Turnips in Borough Market is a fantastic fruit and veg vendor.
Together with all the other vendors, they make Borough market a foodie’s paradise. It’s always a challenge resisting the urge to spend too much, or buy too much to carry back to the suburbs.
On this trip, I may have exceeded my limits, but I have returned home with a cornucopia of wonderful things.
Pleased as I was with my purchase, I had no idea what to do with it. After some research I discovered scorzonera and salsify are very similar and often confused (indeed, I thought I had bought salsify). Scorzonera has dark skin, salsify white, while scorzonera apparently has a better taste. Both were known as the ‘vegetable oyster’, however, any taste of oyster, (like the bitterness of aubergines), has been bred out of the vegetable. Sophie Grigson warns not to expect too much from this root – but I reckon if I like artichokes I will like these: I persevere.
Further investigations reveal that both roots are in the same family as burdock, so I cook the scorzonera in the style of a Japanese braised burdock or ‘goubo kinpiro’ with carrots. After par boiling, I braise the vegetables in sake, mirin, and soy and then finish with La-Yu and sesame oil and seeds. A really good side dish to a teriyaki onglet.
These were being sold at a slight discount in fives.

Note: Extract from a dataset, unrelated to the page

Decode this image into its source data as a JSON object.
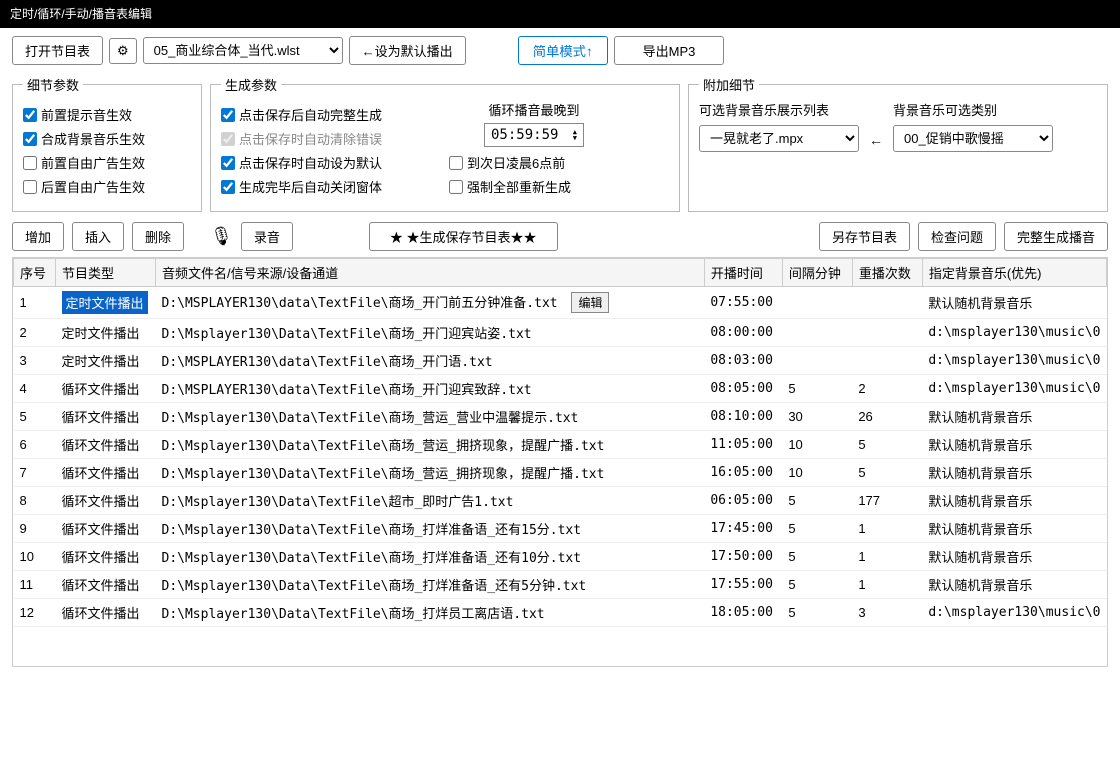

So I bought five. I was pleased with my purchase and, unlike the scorzonera, I did know what to do with them – they went into my signature artichoke and tomato pasta dish.
French garlic – white and purple
Provenance matters when it comes to garlic – French is best, I bought two white and two blue types. I sometimes buy my garlic braided in strings. Short of buying direct from an ‘Onion Johnny’ this seems as good a guarantee as any that they will have been grown in France.
Spanish garlic is good. Chinese garlic is not – the large white bulbs from this new production area have an overpowering strength and pungency. They’ve ruined many of my meals. The French garlic is smooth and subtle and enhances all my meals.
Ah, the romance of an Amalfi lemon… Just hold the fruit in your hand and you’re transported to the hot, terraced hillsides of Sorrento and Amalfi… Feel it’s yellow skin glow with the warmth of Italian soil… Imagine the juicy flesh shimmering from the heat of Mediterranean sunshine… Yield to its pure, cooling zest and refreshing citrus essence…. Okay, that’s enough of that! But you know what I mean…
Buy these lemons in as large a quantity as you can afford, then make any of the following:
- Lemonade, including the zest, which is allowed to steep for an hour, and then strained.
- Granita – steeping the juice as above.
- Candied lemon peel – strips of peel boiled repeatedly and then candied in syrup.
- Lemon tart – this also should include the zest whilst making custard filling – strain before pouring in pastry case.
I grated the zest, and squeezed the juice of my lemon over asparagus pasta.
I have a good supplier of chives nearer home, but these have an appealing thin, hollow stiffness to them. They spring and pop over the chopping board when I cut them.
I admit it. I have never seen these. They are not are rare as I imagined – an albino redcurrant apparently. I bought them because they were beautiful and edible.
Strawberries Ruele’s no 1
What a strawberry! Each one as big as a golf ball. Sweet, juicy, succulent – perfectly balancing sweet and sour. You just need to eat these from the punnet. Otherwise, they are good however you like – I put mine on top of a strawberry tart – their size added to the impact.